something a bit strange about this one word ‘Grandma’ as a heading, as the first word of this story. Perhaps this story will be about a sweet, kind Grandma, who dozes in her chair by the window. Or is there something a bit more ominous about this Grandma? An elderly member of the family, yes, to be treated with respect and dignity of course but also, in a sense, a problem…and in the world of fairy tales, in which Dahl was steeped during his childhood, the figure of the grandmother is never not weird, always a bit strange, if not downright sinister.
And what of the first words of the story? They are not the words of a narrator, but a character speaking. It is George’s ‘mother’ informing him (and presumably ‘Grandma’ who is present in the room) that she is going shopping in the village, and that he should be a ‘good boy’. These opening lines also makes us wonder about the structure of this family. There is ‘Grandma’, a mother, and George. ‘Grandma’ is of course George’s grandmother, but what is ‘Grandma’ to George’s mother? Is she mother or mother-in-law to George’s mother? It is not stated in the writing, and this creates a sense of intrigue about this family, about the subtle web of relations between individuals within this family, individuals who share a roof over their heads.

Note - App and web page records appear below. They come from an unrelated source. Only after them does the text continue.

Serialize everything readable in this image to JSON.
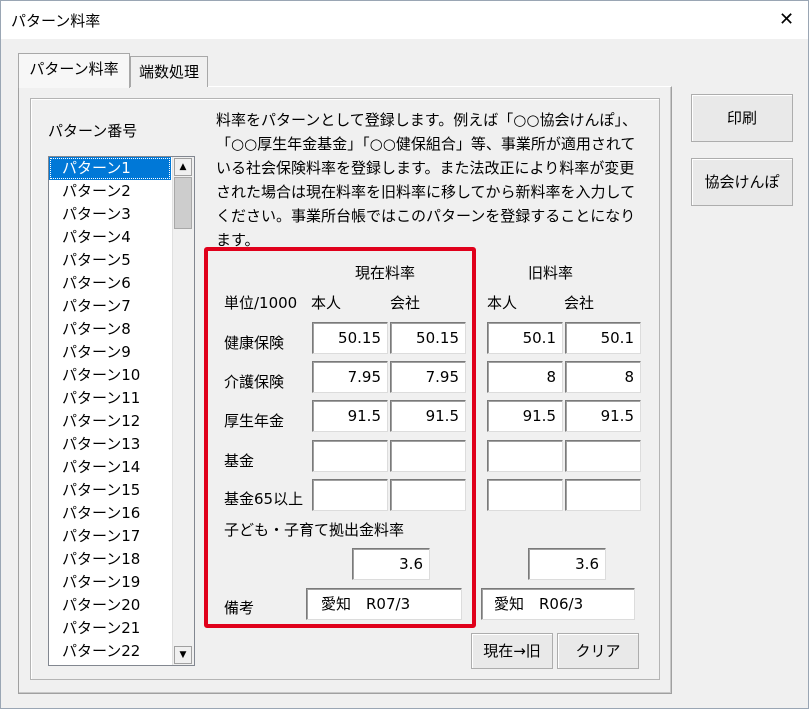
{
  "window": {
    "title": "パターン料率",
    "close_glyph": "✕"
  },
  "tabs": [
    {
      "label": "パターン料率",
      "active": true
    },
    {
      "label": "端数処理",
      "active": false
    }
  ],
  "pattern_list": {
    "label": "パターン番号",
    "items": [
      "パターン1",
      "パターン2",
      "パターン3",
      "パターン4",
      "パターン5",
      "パターン6",
      "パターン7",
      "パターン8",
      "パターン9",
      "パターン10",
      "パターン11",
      "パターン12",
      "パターン13",
      "パターン14",
      "パターン15",
      "パターン16",
      "パターン17",
      "パターン18",
      "パターン19",
      "パターン20",
      "パターン21",
      "パターン22"
    ],
    "selected": "パターン1"
  },
  "description": "料率をパターンとして登録します。例えば「○○協会けんぽ」、「○○厚生年金基金」「○○健保組合」等、事業所が適用されている社会保険料率を登録します。また法改正により料率が変更された場合は現在料率を旧料率に移してから新料率を入力してください。事業所台帳ではこのパターンを登録することになります。",
  "rates": {
    "unit_label": "単位/1000",
    "current_header": "現在料率",
    "old_header": "旧料率",
    "col_person": "本人",
    "col_company": "会社",
    "rows": [
      {
        "label": "健康保険",
        "cur_person": "50.15",
        "cur_company": "50.15",
        "old_person": "50.1",
        "old_company": "50.1"
      },
      {
        "label": "介護保険",
        "cur_person": "7.95",
        "cur_company": "7.95",
        "old_person": "8",
        "old_company": "8"
      },
      {
        "label": "厚生年金",
        "cur_person": "91.5",
        "cur_company": "91.5",
        "old_person": "91.5",
        "old_company": "91.5"
      },
      {
        "label": "基金",
        "cur_person": "",
        "cur_company": "",
        "old_person": "",
        "old_company": ""
      },
      {
        "label": "基金65以上",
        "cur_person": "",
        "cur_company": "",
        "old_person": "",
        "old_company": ""
      }
    ],
    "child_label": "子ども・子育て拠出金料率",
    "child_current": "3.6",
    "child_old": "3.6",
    "notes_label": "備考",
    "notes_current": "愛知　R07/3",
    "notes_old": "愛知　R06/3"
  },
  "buttons": {
    "print": "印刷",
    "kyokai": "協会けんぽ",
    "move": "現在→旧",
    "clear": "クリア"
  },
  "colors": {
    "selection": "#0078d7",
    "highlight_border": "#e0001b"
  }
}
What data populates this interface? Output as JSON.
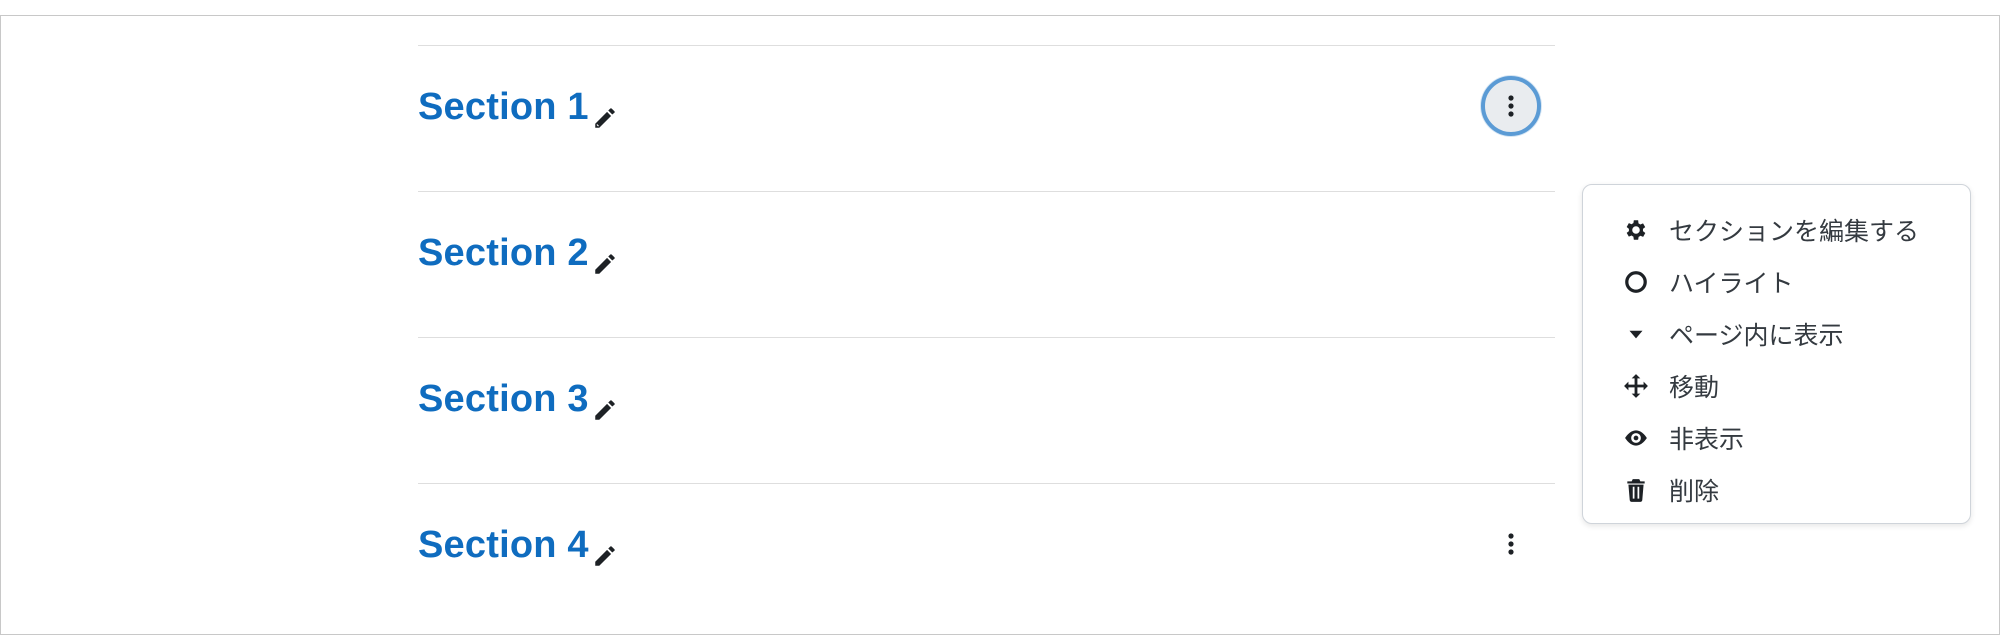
{
  "sections": [
    {
      "title": "Section 1"
    },
    {
      "title": "Section 2"
    },
    {
      "title": "Section 3"
    },
    {
      "title": "Section 4"
    }
  ],
  "section_menu": {
    "items": [
      {
        "label": "セクションを編集する",
        "icon": "gear-icon"
      },
      {
        "label": "ハイライト",
        "icon": "circle-outline-icon"
      },
      {
        "label": "ページ内に表示",
        "icon": "caret-down-icon"
      },
      {
        "label": "移動",
        "icon": "move-arrows-icon"
      },
      {
        "label": "非表示",
        "icon": "eye-icon"
      },
      {
        "label": "削除",
        "icon": "trash-icon"
      }
    ]
  },
  "colors": {
    "section_title": "#0f6cbf",
    "focus_ring": "#5b9bd5",
    "menu_text": "#343a40"
  }
}
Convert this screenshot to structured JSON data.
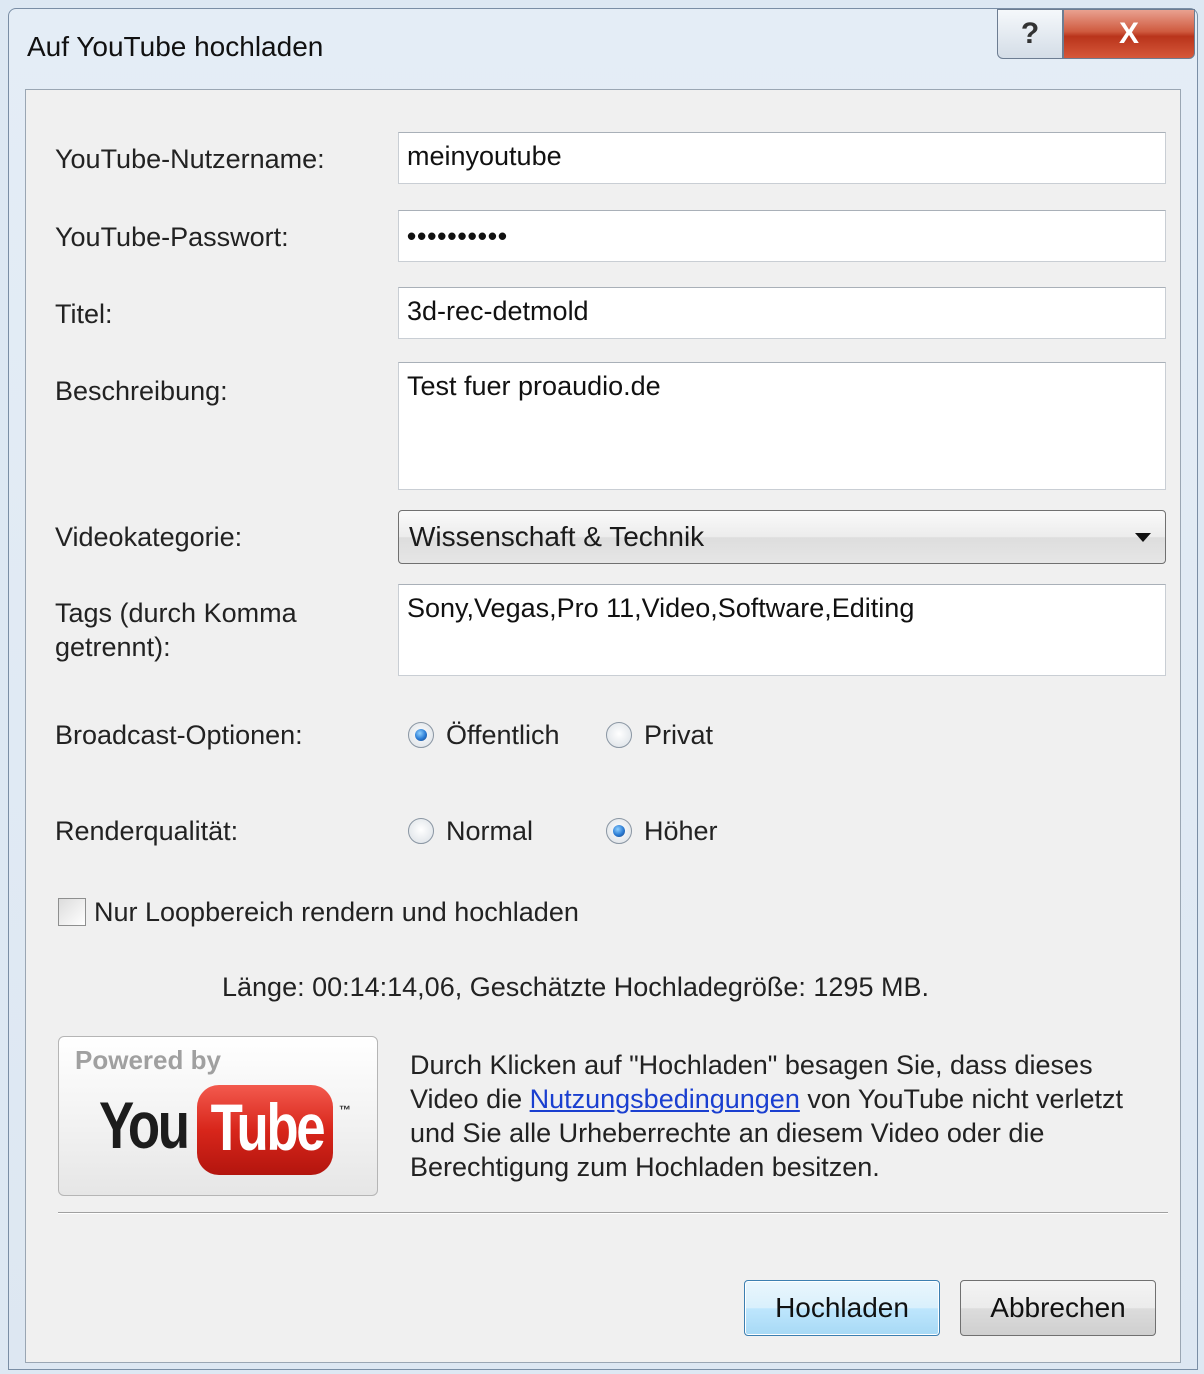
{
  "window": {
    "title": "Auf YouTube hochladen",
    "help_glyph": "?",
    "close_glyph": "X"
  },
  "form": {
    "username_label": "YouTube-Nutzername:",
    "username_value": "meinyoutube",
    "password_label": "YouTube-Passwort:",
    "password_value": "••••••••••",
    "title_label": "Titel:",
    "title_value": "3d-rec-detmold",
    "description_label": "Beschreibung:",
    "description_value": "Test fuer proaudio.de",
    "category_label": "Videokategorie:",
    "category_value": "Wissenschaft & Technik",
    "tags_label_line1": "Tags (durch Komma",
    "tags_label_line2": "getrennt):",
    "tags_value": "Sony,Vegas,Pro 11,Video,Software,Editing",
    "broadcast_label": "Broadcast-Optionen:",
    "broadcast_options": [
      {
        "label": "Öffentlich",
        "selected": true
      },
      {
        "label": "Privat",
        "selected": false
      }
    ],
    "quality_label": "Renderqualität:",
    "quality_options": [
      {
        "label": "Normal",
        "selected": false
      },
      {
        "label": "Höher",
        "selected": true
      }
    ],
    "loop_checkbox_label": "Nur Loopbereich rendern und hochladen",
    "loop_checked": false
  },
  "info": {
    "length_line": "Länge: 00:14:14,06,  Geschätzte Hochladegröße: 1295 MB."
  },
  "youtube_logo": {
    "powered_by": "Powered by",
    "you": "You",
    "tube": "Tube",
    "tm": "™"
  },
  "notice": {
    "text_before_link": "Durch Klicken auf \"Hochladen\" besagen Sie, dass dieses Video die ",
    "link": "Nutzungsbedingungen",
    "text_after_link": " von YouTube nicht verletzt und Sie alle Urheberrechte an diesem Video oder die Berechtigung zum Hochladen besitzen."
  },
  "buttons": {
    "upload": "Hochladen",
    "cancel": "Abbrechen"
  },
  "colors": {
    "link": "#1a3fd0",
    "close_button": "#c8412a",
    "youtube_red": "#d8261b"
  }
}
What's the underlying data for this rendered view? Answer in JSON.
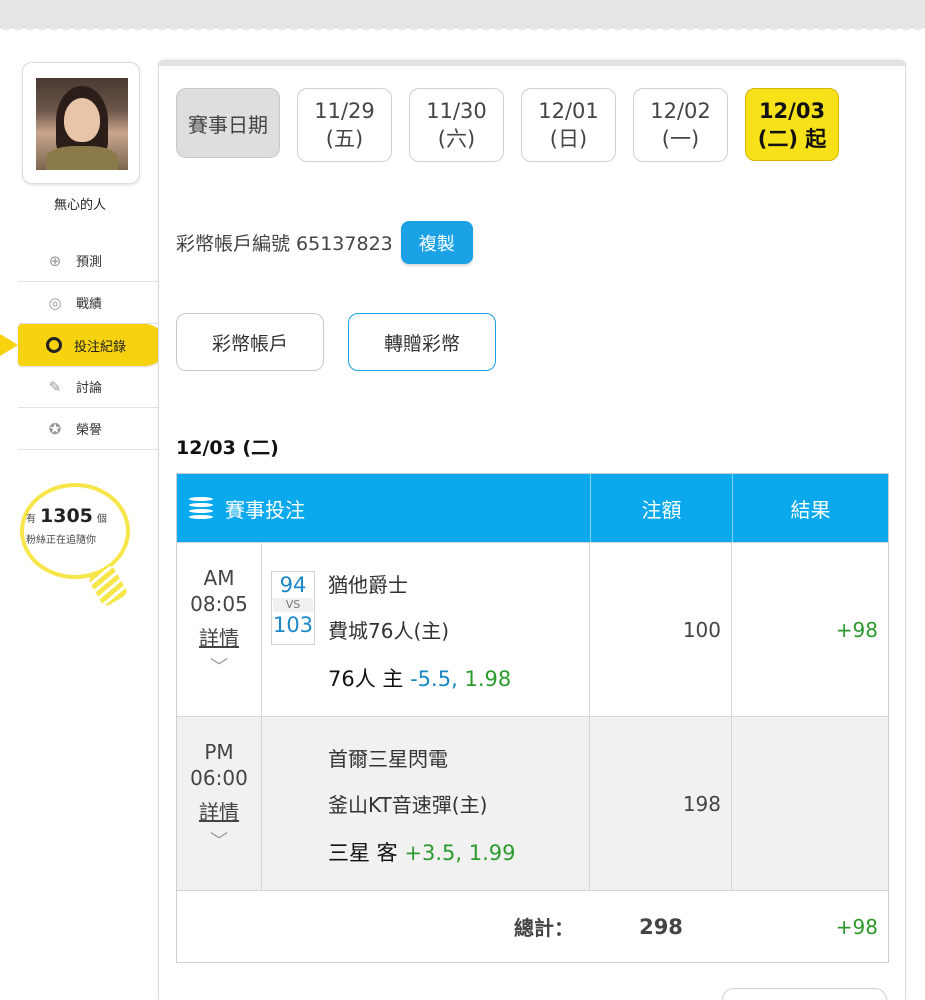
{
  "user": {
    "name": "無心的人"
  },
  "menu": [
    {
      "label": "預測",
      "icon": "crosshair-icon",
      "glyph": "⊕",
      "active": false
    },
    {
      "label": "戰績",
      "icon": "record-icon",
      "glyph": "◎",
      "active": false
    },
    {
      "label": "投注紀錄",
      "icon": "circle-icon",
      "glyph": "○",
      "active": true
    },
    {
      "label": "討論",
      "icon": "discussion-icon",
      "glyph": "✎",
      "active": false
    },
    {
      "label": "榮譽",
      "icon": "medal-icon",
      "glyph": "✪",
      "active": false
    }
  ],
  "fans": {
    "prefix": "有",
    "count": "1305",
    "suffix": "個",
    "sub": "粉絲正在追隨你"
  },
  "dates": {
    "label": "賽事日期",
    "items": [
      {
        "date": "11/29",
        "weekday": "(五)"
      },
      {
        "date": "11/30",
        "weekday": "(六)"
      },
      {
        "date": "12/01",
        "weekday": "(日)"
      },
      {
        "date": "12/02",
        "weekday": "(一)"
      },
      {
        "date": "12/03",
        "weekday": "(二) 起"
      }
    ]
  },
  "account": {
    "label": "彩幣帳戶編號 65137823",
    "copy_label": "複製"
  },
  "actions": {
    "account_label": "彩幣帳戶",
    "transfer_label": "轉贈彩幣"
  },
  "day_heading": "12/03 (二)",
  "table": {
    "head_main": "賽事投注",
    "head_amount": "注額",
    "head_result": "結果",
    "rows": [
      {
        "ampm": "AM",
        "time": "08:05",
        "detail": "詳情",
        "score_away": "94",
        "vs": "VS",
        "score_home": "103",
        "team_away": "猶他爵士",
        "team_home": "費城76人(主)",
        "pick_team": "76人 主",
        "pick_line": "-5.5",
        "pick_sep": ",",
        "pick_odds": "1.98",
        "amount": "100",
        "result": "+98"
      },
      {
        "ampm": "PM",
        "time": "06:00",
        "detail": "詳情",
        "team_away": "首爾三星閃電",
        "team_home": "釜山KT音速彈(主)",
        "pick_team": "三星 客",
        "pick_line": "+3.5",
        "pick_sep": ",",
        "pick_odds": "1.99",
        "amount": "198",
        "result": ""
      }
    ],
    "total_label": "總計：",
    "total_amount": "298",
    "total_result": "+98"
  },
  "colors": {
    "accent_blue": "#0aa8ec",
    "accent_yellow": "#f7e21a",
    "win_green": "#2a9a2a"
  }
}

The genius of the writing is to create what is quite a complicated situation without explicitly stating it: that George is to be left alone with Grandma. If we think about it for a moment, this might be quite a frightening situation for a child to be faced with. The child might expect the adults to look after them, but what happens when the child must look after the adults? This is the situation George is faced with as his mother goes out the door. He must give Grandma her ‘medicine’ at 11 o’clock. But what is this ‘medicine’ for? What is ‘in’ this medicine? These are questions to which the story does not provide answers, and which as readers we might continue to wonder about.
Furthermore, this sense of being ‘home alone’ (in the presence of a potentially unpleasant relative) is heightened by the fact that George doesn’t have ‘a brother or a sister’ (interesting that he is not referred to as an ‘only child’). He is said to be ‘bored to tears’. All this might put into context the bad behaviour that his mother and Grandma invoke in this opening passage. George’s ‘mischief’ could be a reaction against being bored or, more profoundly, having no one ‘to play with’.
What is so pleasurable, thrilling, and moving about reading this beginning of George’s Marvellous Medicine is the ways that Dahl subtly invokes, and keeps in ‘play’, those states of feeling that are considered quite ordinary in childhood and uses them as the building blocks of an extraordinary story. The mother going out the door; the sense of being left alone in the presence of a relative who is a bit strange; being ‘bored to tears’; the potential for ‘mischief’ – these things accrue into a rich atmosphere out of which the story emerges. A story in which even the word ‘medicine’ is to be turned on its head.